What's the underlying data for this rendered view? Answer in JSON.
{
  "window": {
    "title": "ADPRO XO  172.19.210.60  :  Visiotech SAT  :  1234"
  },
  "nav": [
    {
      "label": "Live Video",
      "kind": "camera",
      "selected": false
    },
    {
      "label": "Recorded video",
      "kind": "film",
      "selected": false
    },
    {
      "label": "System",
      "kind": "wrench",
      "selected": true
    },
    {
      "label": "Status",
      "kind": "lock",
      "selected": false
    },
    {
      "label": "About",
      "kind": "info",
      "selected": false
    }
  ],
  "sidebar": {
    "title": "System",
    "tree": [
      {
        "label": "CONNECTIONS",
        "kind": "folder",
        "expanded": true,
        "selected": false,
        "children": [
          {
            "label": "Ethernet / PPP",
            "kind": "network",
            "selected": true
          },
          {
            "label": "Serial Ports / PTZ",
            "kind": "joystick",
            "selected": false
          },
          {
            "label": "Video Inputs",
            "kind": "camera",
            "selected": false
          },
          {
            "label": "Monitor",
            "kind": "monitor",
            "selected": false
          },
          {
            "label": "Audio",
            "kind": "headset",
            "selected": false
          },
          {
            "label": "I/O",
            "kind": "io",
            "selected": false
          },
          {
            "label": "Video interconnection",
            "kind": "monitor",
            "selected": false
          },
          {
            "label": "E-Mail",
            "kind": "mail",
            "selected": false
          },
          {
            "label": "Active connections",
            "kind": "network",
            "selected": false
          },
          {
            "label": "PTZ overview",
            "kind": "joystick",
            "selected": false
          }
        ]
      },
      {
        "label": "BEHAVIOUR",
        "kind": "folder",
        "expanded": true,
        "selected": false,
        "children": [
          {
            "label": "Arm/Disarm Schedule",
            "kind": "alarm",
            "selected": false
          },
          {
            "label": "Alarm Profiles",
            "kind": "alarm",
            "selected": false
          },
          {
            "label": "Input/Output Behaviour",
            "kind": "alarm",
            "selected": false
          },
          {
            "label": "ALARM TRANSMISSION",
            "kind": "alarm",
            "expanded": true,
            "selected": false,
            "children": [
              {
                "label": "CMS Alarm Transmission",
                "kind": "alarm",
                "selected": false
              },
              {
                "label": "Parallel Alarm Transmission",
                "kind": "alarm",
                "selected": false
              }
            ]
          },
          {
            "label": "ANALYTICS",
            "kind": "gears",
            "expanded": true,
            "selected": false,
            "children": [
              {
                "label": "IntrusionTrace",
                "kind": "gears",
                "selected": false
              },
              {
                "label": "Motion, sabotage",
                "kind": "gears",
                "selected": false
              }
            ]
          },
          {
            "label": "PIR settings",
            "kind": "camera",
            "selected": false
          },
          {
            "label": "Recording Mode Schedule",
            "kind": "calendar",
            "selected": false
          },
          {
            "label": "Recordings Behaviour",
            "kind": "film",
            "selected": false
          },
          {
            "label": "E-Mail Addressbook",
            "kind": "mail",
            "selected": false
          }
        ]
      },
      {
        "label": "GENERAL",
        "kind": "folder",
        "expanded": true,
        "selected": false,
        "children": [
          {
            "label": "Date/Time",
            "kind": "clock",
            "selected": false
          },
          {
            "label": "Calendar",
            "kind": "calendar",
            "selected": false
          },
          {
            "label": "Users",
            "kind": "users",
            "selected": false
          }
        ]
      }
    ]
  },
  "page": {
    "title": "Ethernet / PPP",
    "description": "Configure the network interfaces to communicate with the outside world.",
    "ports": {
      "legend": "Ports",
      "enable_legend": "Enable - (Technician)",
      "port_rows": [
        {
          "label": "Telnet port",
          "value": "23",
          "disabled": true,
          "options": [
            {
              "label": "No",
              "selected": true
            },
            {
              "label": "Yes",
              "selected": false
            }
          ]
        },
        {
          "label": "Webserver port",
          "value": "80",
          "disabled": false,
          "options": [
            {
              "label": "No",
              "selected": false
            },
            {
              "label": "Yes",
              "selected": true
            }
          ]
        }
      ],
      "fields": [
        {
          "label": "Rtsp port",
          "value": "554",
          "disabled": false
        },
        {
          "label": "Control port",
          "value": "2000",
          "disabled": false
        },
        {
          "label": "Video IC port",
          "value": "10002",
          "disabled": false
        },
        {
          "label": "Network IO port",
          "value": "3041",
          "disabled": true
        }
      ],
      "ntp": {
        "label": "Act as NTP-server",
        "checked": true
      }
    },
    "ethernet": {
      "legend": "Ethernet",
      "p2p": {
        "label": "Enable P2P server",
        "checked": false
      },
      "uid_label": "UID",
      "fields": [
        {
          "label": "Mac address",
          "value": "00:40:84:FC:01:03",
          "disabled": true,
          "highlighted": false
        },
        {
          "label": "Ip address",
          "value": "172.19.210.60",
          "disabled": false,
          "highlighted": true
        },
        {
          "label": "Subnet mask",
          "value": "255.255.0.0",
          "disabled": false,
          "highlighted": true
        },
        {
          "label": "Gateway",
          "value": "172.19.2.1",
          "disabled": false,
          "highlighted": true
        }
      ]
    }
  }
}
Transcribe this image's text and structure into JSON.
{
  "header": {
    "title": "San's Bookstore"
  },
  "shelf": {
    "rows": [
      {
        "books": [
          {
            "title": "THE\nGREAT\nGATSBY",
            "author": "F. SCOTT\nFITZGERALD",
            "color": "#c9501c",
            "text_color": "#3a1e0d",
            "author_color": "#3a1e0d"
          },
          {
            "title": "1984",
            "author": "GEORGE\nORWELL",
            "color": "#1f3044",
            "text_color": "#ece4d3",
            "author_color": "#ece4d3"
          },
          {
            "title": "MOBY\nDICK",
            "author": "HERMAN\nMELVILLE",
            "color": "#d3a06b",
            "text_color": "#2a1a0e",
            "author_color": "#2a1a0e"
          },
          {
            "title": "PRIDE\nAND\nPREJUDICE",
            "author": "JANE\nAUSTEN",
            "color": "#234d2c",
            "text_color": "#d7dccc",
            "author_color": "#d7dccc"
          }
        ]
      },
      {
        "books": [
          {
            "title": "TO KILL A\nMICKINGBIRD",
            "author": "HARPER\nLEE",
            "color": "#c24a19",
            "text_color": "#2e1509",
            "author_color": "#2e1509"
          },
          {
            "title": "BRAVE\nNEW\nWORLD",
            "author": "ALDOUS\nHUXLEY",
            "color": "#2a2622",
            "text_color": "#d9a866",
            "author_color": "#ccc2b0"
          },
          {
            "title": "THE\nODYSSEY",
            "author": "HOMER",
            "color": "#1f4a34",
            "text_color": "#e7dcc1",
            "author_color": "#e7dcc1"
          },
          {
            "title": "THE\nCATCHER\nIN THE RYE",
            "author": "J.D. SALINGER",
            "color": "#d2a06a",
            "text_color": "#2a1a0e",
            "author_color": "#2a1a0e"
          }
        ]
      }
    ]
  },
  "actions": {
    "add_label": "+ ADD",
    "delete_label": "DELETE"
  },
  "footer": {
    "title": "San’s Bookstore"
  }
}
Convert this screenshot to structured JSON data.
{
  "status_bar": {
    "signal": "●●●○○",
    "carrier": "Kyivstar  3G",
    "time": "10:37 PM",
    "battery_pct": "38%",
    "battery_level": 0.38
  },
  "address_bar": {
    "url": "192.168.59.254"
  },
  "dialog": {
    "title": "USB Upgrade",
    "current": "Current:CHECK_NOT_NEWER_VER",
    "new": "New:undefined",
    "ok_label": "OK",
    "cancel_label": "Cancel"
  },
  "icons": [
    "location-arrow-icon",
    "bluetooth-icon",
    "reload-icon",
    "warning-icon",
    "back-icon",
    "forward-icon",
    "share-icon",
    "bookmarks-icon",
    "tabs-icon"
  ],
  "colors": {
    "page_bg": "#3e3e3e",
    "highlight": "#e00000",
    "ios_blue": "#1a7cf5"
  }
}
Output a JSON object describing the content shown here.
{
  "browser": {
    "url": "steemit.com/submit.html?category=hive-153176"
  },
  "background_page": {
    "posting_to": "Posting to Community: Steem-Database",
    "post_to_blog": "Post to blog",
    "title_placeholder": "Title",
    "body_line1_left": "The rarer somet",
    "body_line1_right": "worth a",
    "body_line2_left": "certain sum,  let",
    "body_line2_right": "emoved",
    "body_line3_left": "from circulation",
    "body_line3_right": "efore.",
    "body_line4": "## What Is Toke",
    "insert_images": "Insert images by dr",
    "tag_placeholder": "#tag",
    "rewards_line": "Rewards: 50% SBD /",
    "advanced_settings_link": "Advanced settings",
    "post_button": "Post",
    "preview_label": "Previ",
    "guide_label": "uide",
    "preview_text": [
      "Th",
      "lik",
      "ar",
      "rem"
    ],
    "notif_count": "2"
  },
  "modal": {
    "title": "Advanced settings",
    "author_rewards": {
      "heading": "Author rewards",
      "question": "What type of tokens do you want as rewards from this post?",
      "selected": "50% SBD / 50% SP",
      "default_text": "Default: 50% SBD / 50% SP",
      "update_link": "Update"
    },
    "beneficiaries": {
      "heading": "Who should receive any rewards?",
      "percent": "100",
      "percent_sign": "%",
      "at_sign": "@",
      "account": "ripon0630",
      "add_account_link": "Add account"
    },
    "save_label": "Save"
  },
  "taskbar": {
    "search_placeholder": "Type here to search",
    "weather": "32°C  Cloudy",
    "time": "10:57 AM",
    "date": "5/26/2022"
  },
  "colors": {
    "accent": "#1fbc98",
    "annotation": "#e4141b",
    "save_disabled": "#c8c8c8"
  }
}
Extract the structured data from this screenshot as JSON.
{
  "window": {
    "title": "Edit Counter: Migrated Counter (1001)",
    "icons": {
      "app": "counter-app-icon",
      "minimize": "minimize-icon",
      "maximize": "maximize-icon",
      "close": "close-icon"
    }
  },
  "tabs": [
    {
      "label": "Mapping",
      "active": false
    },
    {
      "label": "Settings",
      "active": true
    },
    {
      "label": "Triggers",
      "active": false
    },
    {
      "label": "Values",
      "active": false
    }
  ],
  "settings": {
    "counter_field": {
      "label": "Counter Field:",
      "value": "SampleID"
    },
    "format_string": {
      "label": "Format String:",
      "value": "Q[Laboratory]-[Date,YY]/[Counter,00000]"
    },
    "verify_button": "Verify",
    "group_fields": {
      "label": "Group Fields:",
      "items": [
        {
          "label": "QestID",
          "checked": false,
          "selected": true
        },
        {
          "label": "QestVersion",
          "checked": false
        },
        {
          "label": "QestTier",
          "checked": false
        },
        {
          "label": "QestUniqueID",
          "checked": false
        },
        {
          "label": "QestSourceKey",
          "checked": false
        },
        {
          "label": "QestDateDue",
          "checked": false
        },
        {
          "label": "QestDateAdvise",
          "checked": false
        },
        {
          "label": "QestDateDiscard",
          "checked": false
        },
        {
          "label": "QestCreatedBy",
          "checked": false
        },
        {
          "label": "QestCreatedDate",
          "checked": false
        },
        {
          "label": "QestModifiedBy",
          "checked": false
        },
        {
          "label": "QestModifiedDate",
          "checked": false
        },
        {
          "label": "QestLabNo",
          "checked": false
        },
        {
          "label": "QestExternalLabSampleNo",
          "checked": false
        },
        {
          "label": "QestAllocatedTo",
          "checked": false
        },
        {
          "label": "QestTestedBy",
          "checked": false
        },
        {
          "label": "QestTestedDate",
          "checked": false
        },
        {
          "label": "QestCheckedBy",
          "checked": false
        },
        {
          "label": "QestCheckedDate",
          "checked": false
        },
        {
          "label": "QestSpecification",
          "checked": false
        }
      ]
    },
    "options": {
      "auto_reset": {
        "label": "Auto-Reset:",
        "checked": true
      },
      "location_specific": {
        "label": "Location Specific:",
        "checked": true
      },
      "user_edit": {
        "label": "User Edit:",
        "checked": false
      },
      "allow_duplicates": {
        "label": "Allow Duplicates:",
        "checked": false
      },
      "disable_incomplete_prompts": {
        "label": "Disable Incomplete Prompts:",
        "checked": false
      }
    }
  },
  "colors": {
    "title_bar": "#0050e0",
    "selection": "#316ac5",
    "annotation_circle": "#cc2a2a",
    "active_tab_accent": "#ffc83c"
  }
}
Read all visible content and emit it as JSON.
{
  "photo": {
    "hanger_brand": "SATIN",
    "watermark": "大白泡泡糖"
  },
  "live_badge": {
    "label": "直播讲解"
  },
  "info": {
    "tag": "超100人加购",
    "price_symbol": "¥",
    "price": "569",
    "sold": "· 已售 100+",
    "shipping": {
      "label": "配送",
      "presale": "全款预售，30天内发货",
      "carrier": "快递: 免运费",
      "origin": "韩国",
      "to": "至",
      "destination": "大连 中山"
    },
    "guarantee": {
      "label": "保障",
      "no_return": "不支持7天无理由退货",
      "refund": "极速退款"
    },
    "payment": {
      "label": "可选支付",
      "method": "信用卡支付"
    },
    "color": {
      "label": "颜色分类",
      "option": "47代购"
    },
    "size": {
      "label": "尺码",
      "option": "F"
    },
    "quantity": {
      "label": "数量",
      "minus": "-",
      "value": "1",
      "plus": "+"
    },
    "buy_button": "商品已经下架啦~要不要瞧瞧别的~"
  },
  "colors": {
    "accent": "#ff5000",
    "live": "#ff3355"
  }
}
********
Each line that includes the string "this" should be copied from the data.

» **Result of the exercise**
What's the underlying data for this rendered view? Answer in JSON.
Transcribe this image's text and structure into JSON.
Convert this screenshot to structured JSON data.
      "question": "What type of tokens do you want as rewards from this post?",
Extract the structured data from this screenshot as JSON.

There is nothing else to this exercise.